Vietnamese Lettuce Wraps and Yay for AsiansFriday, December 12, 2008
On this happy Friday, I am happy to report that yours truly is officially the new food writer for AsianWeek, the oldest and largest English language newspaper serving the Asian/Pacific Islander American community. My weekly column, entitled Asian Eats, will feature 1) reviews on restaurants in SF, focusing Asian cuisine and establishments run by Asian business owners, and 2) recipe remixes you can do yourself, inspired by the restaurant/cuisine of the week.
So don’t be shy, Asians and Asian loverrrs…check out Asian Eats, posted live every Friday!
This week’s story gives props to Bodega Bistro, my favorite spot for a pho fix. I’ve expanded on the original review I wrote on Lick My Spoon, and also added this DIY recipe for Bun Cha Hanoi, Grilled Pork and Rice Vermicelli Lettuce Wraps.
Despite the number of different elements to this dish, it is surprisingly easy to put together. The meat only takes 30 minutes to marinate, and then another 10-15 minutes to sear up. With the use of fish sauce, garlic, and grated onion, the pork turns out amazingly flavorful. Using fatty (a.k.a. delicious) pork shoulder helps as well.
Bun Cha Hanoi, Grilled Pork and Rice Vermicelli Lettuce Wraps
Recipe adapted from Wandering Chopsticks.
The first item on the assembly line to take care of is the meat.
2 lb pork shoulder, sliced thinly
6 cloves garlic, minced
4 tablespoons grated onion
4 tablespoons fish sauce
2 tablespoon sugar
½ teaspoon salt
½ teaspoon ground black pepper
Slice the pork as thin as possible. Mix it together with the rest of the ingredients and let it marinate for at least 30 minutes before cooking. If you are letting it sit for awhile, cover it and put it in the refrigerator.
When you are ready to cook, take the meat out of the refrigerator and let it come to room temperature. Drizzle your wok, or large pan, with some vegetable oil and place it on medium-high heat. Place the meat and all of the marinade into the pan. To get a nice brown crust, it is important to let it cook without disturbing it within the first 5-8 minutes. Once the first side is done, flip and brown the other side. Saute until the juices evaporate and the meat is lightly charred.
Do Chua (Pickled Carrots and Daikon)
Recipe from Wandering Chopsticks.
1 medium-sized carrot, julienned
1 small daikon, julienned
1 tablespoon sugar
1/4 teaspoon salt
1/4 to 1/2 cup white vinegar or rice vinegar
Julienne or coarsely shred the vegetables. Spread them out in a shallow bowl, and sprinkle with sugar. Add the pinch of salt. Then pour enough vinegar to submerge about half the vegetables. If you are eating this right away, use rice vinegar for a lighter taste. If you intend to store these as pickles, then ordinary white vinegar is fine.

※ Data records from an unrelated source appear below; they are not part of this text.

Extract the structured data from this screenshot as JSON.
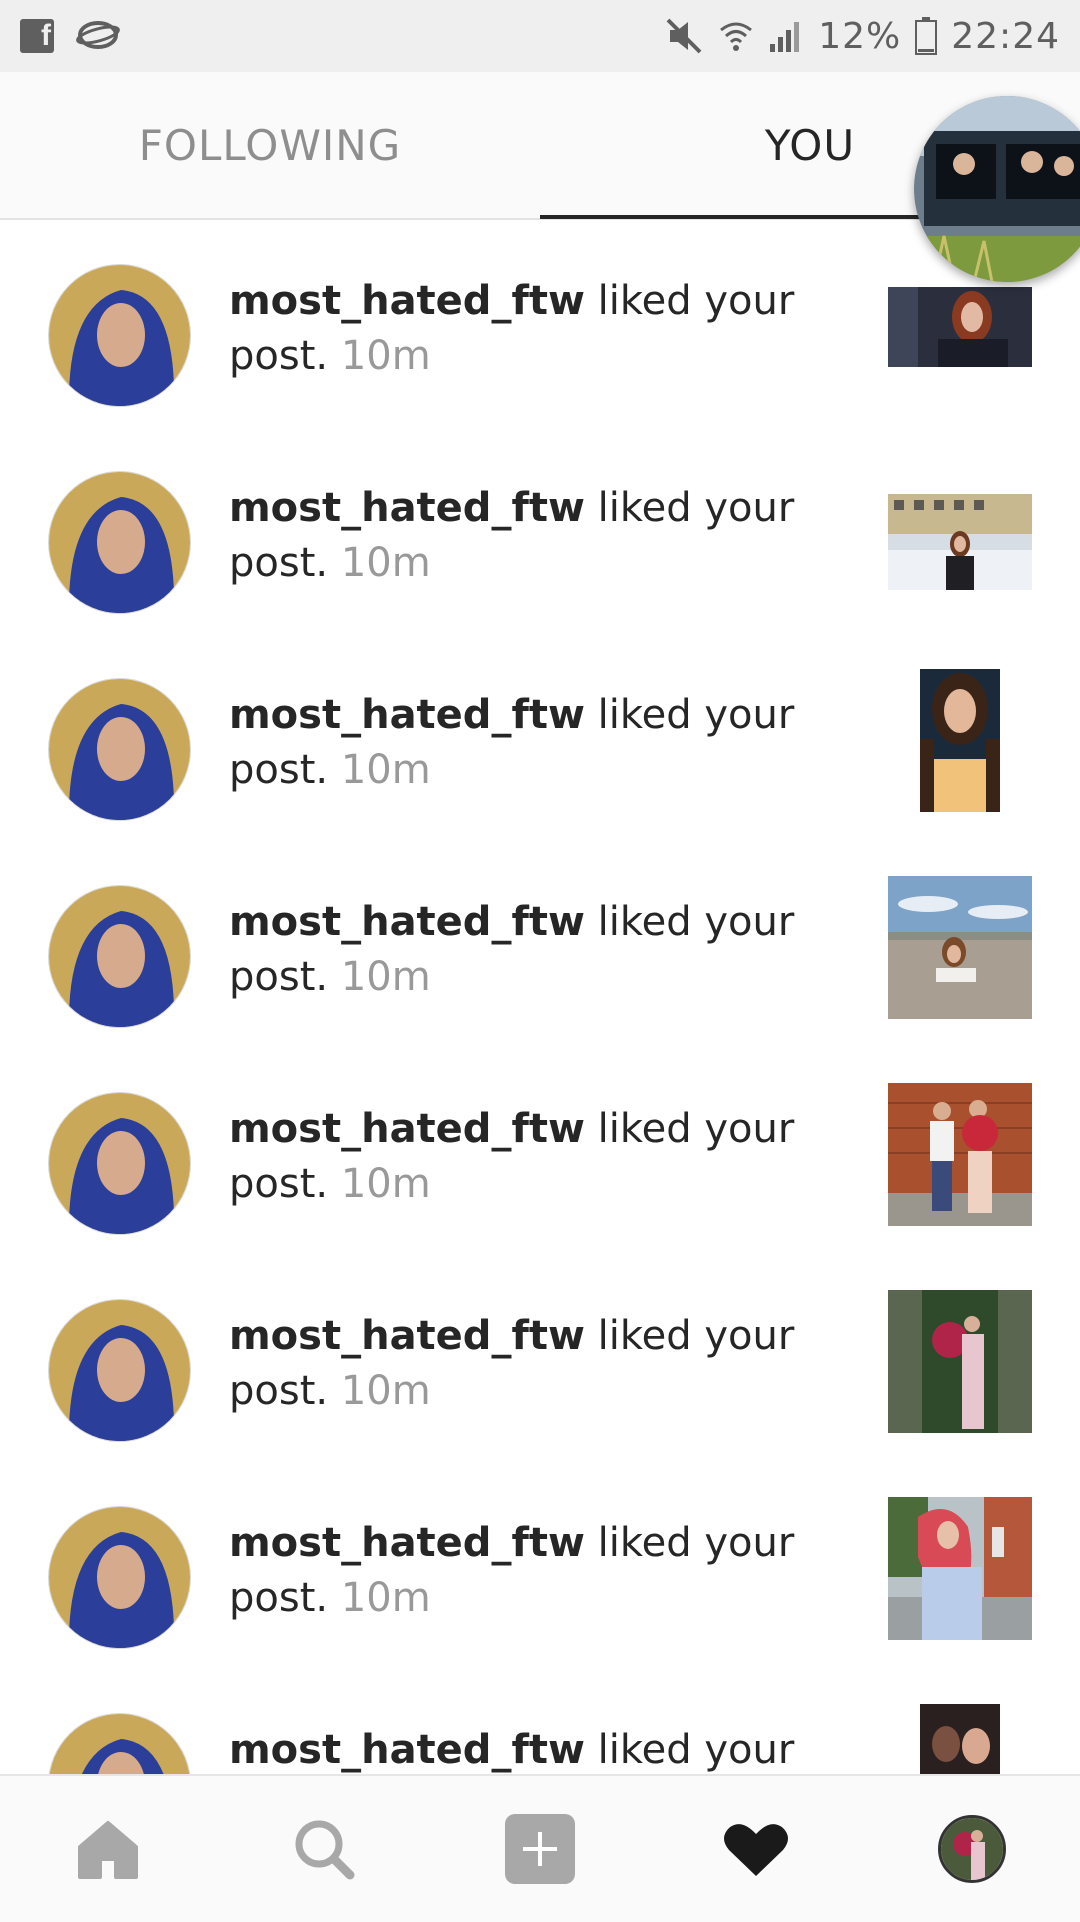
{
  "status_bar": {
    "battery": "12%",
    "time": "22:24",
    "icons": [
      "facebook-icon",
      "messenger-icon",
      "mute-icon",
      "wifi-icon",
      "signal-icon",
      "battery-icon"
    ]
  },
  "tabs": {
    "following": "FOLLOWING",
    "you": "YOU",
    "active": "you"
  },
  "notifications": [
    {
      "username": "most_hated_ftw",
      "action": " liked your post.",
      "time": " 10m"
    },
    {
      "username": "most_hated_ftw",
      "action": " liked your post.",
      "time": " 10m"
    },
    {
      "username": "most_hated_ftw",
      "action": " liked your post.",
      "time": " 10m"
    },
    {
      "username": "most_hated_ftw",
      "action": " liked your post.",
      "time": " 10m"
    },
    {
      "username": "most_hated_ftw",
      "action": " liked your post.",
      "time": " 10m"
    },
    {
      "username": "most_hated_ftw",
      "action": " liked your post.",
      "time": " 10m"
    },
    {
      "username": "most_hated_ftw",
      "action": " liked your post.",
      "time": " 10m"
    },
    {
      "username": "most_hated_ftw",
      "action": " liked your",
      "time": ""
    }
  ],
  "bottom_nav": [
    "home-icon",
    "search-icon",
    "add-post-icon",
    "heart-icon",
    "profile-avatar"
  ],
  "colors": {
    "text": "#262626",
    "secondary": "#8e8e8e",
    "background": "#ffffff",
    "bar": "#fafafa"
  }
}
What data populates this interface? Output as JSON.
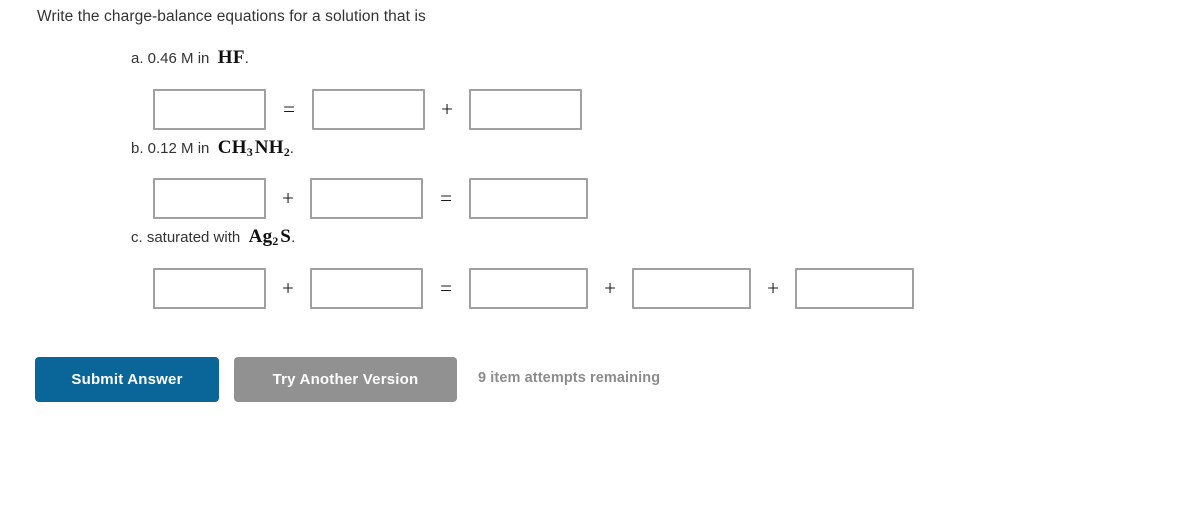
{
  "question": {
    "prompt": "Write the charge-balance equations for a solution that is"
  },
  "parts": [
    {
      "id": "a",
      "label_prefix": "a. 0.46 M in",
      "formula_parts": [
        {
          "text": "HF",
          "sub": ""
        }
      ],
      "formula_plain": "HF",
      "trailing_period": ".",
      "operators": [
        "=",
        "+"
      ],
      "boxes": [
        {
          "name": "part-a-box-1",
          "value": "",
          "placeholder": ""
        },
        {
          "name": "part-a-box-2",
          "value": "",
          "placeholder": ""
        },
        {
          "name": "part-a-box-3",
          "value": "",
          "placeholder": ""
        }
      ]
    },
    {
      "id": "b",
      "label_prefix": "b. 0.12 M in",
      "formula_parts": [
        {
          "text": "CH",
          "sub": "3"
        },
        {
          "text": "NH",
          "sub": "2"
        }
      ],
      "formula_plain": "CH3NH2",
      "trailing_period": ".",
      "operators": [
        "+",
        "="
      ],
      "boxes": [
        {
          "name": "part-b-box-1",
          "value": "",
          "placeholder": ""
        },
        {
          "name": "part-b-box-2",
          "value": "",
          "placeholder": ""
        },
        {
          "name": "part-b-box-3",
          "value": "",
          "placeholder": ""
        }
      ]
    },
    {
      "id": "c",
      "label_prefix": "c. saturated with",
      "formula_parts": [
        {
          "text": "Ag",
          "sub": "2"
        },
        {
          "text": "S",
          "sub": ""
        }
      ],
      "formula_plain": "Ag2S",
      "trailing_period": ".",
      "operators": [
        "+",
        "=",
        "+",
        "+"
      ],
      "boxes": [
        {
          "name": "part-c-box-1",
          "value": "",
          "placeholder": ""
        },
        {
          "name": "part-c-box-2",
          "value": "",
          "placeholder": ""
        },
        {
          "name": "part-c-box-3",
          "value": "",
          "placeholder": ""
        },
        {
          "name": "part-c-box-4",
          "value": "",
          "placeholder": ""
        },
        {
          "name": "part-c-box-5",
          "value": "",
          "placeholder": ""
        }
      ]
    }
  ],
  "actions": {
    "submit_label": "Submit Answer",
    "try_another_label": "Try Another Version",
    "attempts_text": "9 item attempts remaining"
  },
  "colors": {
    "submit_blue": "#0a6599",
    "try_another_gray": "#919191",
    "box_border": "#a0a0a0",
    "text": "#333333",
    "attempts_text": "#8c8c8c",
    "background": "#ffffff"
  }
}
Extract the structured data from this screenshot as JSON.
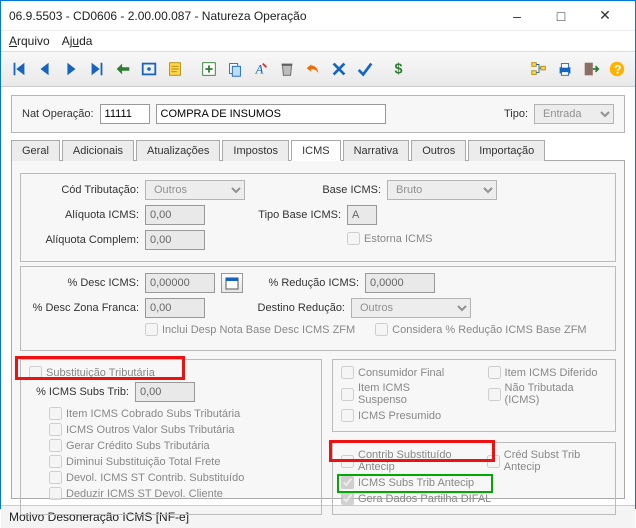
{
  "title": "06.9.5503 - CD0606 - 2.00.00.087 - Natureza Operação",
  "menu": {
    "arquivo": "Arquivo",
    "ajuda": "Ajuda"
  },
  "header": {
    "natOpLabel": "Nat Operação:",
    "natOpCode": "11111",
    "natOpDesc": "COMPRA DE INSUMOS",
    "tipoLabel": "Tipo:",
    "tipoValue": "Entrada"
  },
  "tabs": {
    "geral": "Geral",
    "adicionais": "Adicionais",
    "atualizacoes": "Atualizações",
    "impostos": "Impostos",
    "icms": "ICMS",
    "narrativa": "Narrativa",
    "outros": "Outros",
    "importacao": "Importação"
  },
  "icms": {
    "codTribLabel": "Cód Tributação:",
    "codTribValue": "Outros",
    "baseIcmsLabel": "Base ICMS:",
    "baseIcmsValue": "Bruto",
    "aliqIcmsLabel": "Alíquota ICMS:",
    "aliqIcmsValue": "0,00",
    "tipoBaseLabel": "Tipo Base ICMS:",
    "tipoBaseValue": "A",
    "aliqComplLabel": "Alíquota Complem:",
    "aliqComplValue": "0,00",
    "estornaIcms": "Estorna ICMS",
    "pctDescLabel": "% Desc ICMS:",
    "pctDescValue": "0,00000",
    "pctRedLabel": "% Redução ICMS:",
    "pctRedValue": "0,0000",
    "pctZFLabel": "% Desc Zona Franca:",
    "pctZFValue": "0,00",
    "destRedLabel": "Destino Redução:",
    "destRedValue": "Outros",
    "incluiDesp": "Inclui Desp Nota Base Desc ICMS ZFM",
    "consideraPct": "Considera % Redução ICMS Base ZFM"
  },
  "subsTrib": {
    "title": "Substituição Tributária",
    "pctLabel": "% ICMS Subs Trib:",
    "pctValue": "0,00",
    "items": [
      "Item ICMS Cobrado Subs Tributária",
      "ICMS Outros Valor Subs Tributária",
      "Gerar Crédito Subs Tributária",
      "Diminui Substituição Total Frete",
      "Devol. ICMS ST Contrib. Substituído",
      "Deduzir ICMS ST Devol. Cliente"
    ]
  },
  "right": {
    "consumidorFinal": "Consumidor Final",
    "itemDiferido": "Item ICMS Diferido",
    "itemSuspenso": "Item ICMS Suspenso",
    "naoTributada": "Não Tributada (ICMS)",
    "presumido": "ICMS Presumido",
    "contribSubst": "Contrib Substituído Antecip",
    "credSubst": "Créd Subst Trib Antecip",
    "subsAntecip": "ICMS Subs Trib Antecip",
    "geraDifal": "Gera Dados Partilha DIFAL"
  },
  "status": "Motivo Desoneração ICMS [NF-e]"
}
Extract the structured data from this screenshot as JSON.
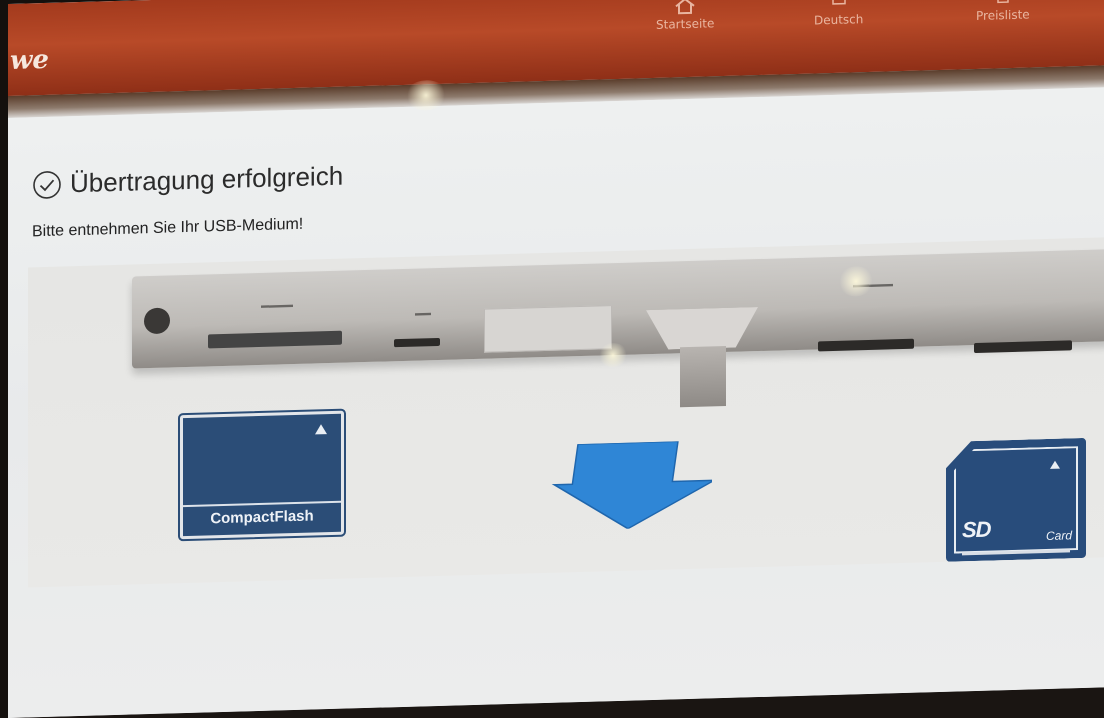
{
  "header": {
    "logo_text": "we",
    "nav": [
      {
        "label": "Startseite",
        "icon": "home-icon"
      },
      {
        "label": "Deutsch",
        "icon": "language-icon"
      },
      {
        "label": "Preisliste",
        "icon": "price-list-icon"
      }
    ]
  },
  "main": {
    "title": "Übertragung erfolgreich",
    "subtitle": "Bitte entnehmen Sie Ihr USB-Medium!",
    "status_icon": "check-circle-icon"
  },
  "illustration": {
    "cf_card_label": "CompactFlash",
    "sd_logo": "SD",
    "sd_card_word": "Card",
    "arrow_icon": "arrow-down-icon"
  },
  "colors": {
    "header": "#b84a28",
    "card_blue": "#2b4d77",
    "arrow_blue": "#2f86d6"
  }
}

After about 15 minutes or so, stir the vegetables so the vinegar is mixed. The carrots and daikon should be lightly pickled after about half an hour. Store extra pickles and vinegar in a glass jar. Add enough vinegar to fill the jar halfway and fill up the rest with water. Store the jar in the refrigerator.
Nuoc cham (Vietnamese fish sauce)
Tip: this stuff is pungent, so open your windows and turn on the vent.
5 tablespoons sugar
1 lemon, juiced
1 tablespoon rice vinegar
1/3 cup fish sauce
2/3 cup water
1 clove garlic, minced
Red chili flakes to taste
Place a saucepan over low heat and mix together sugar, lemon juice, vinegar, fish sauce, and water. Add the minced chili and garlic. Save extra sauce in a glass jar in the fridge; it should last for a long time.
These thin rice noodles should be marked “Bean Thread.” They come in little bundles within a package. I used the whole package.
Boil the noodles and drain them in a colander. Wandering Chopsticks suggests placing a bowl, turned upside down in your colander before pouring in the noodles to help prevent clumping. Rinse with cold water to stop the cooking process.
Bean sprouts, cilantro, mint, and basil
Wash the bean sprouts. Pluck and wash the herbs. (If I had to pick one vital herb out of the three, I would say mint. Sometimes you don’t want to buy 3 things of fresh herbs…I understand.)
Separate leaves and wash.
Go family style, and place all the ingredients on platters in the middle of the table. Present each diner with their own little bowl of the nuoc cham dipping sauce. Take a big leafy piece of lettuce, pluck some cilantro, mint and basil and place inside. Dunk a handful of noodles in the dipping sauce, and make a little bed on the lettuce. Pile on a few pieces of pork, top with a little pickled carrots, daikon, and bean sprouts. Wrap it all up, and into your mouth it goes!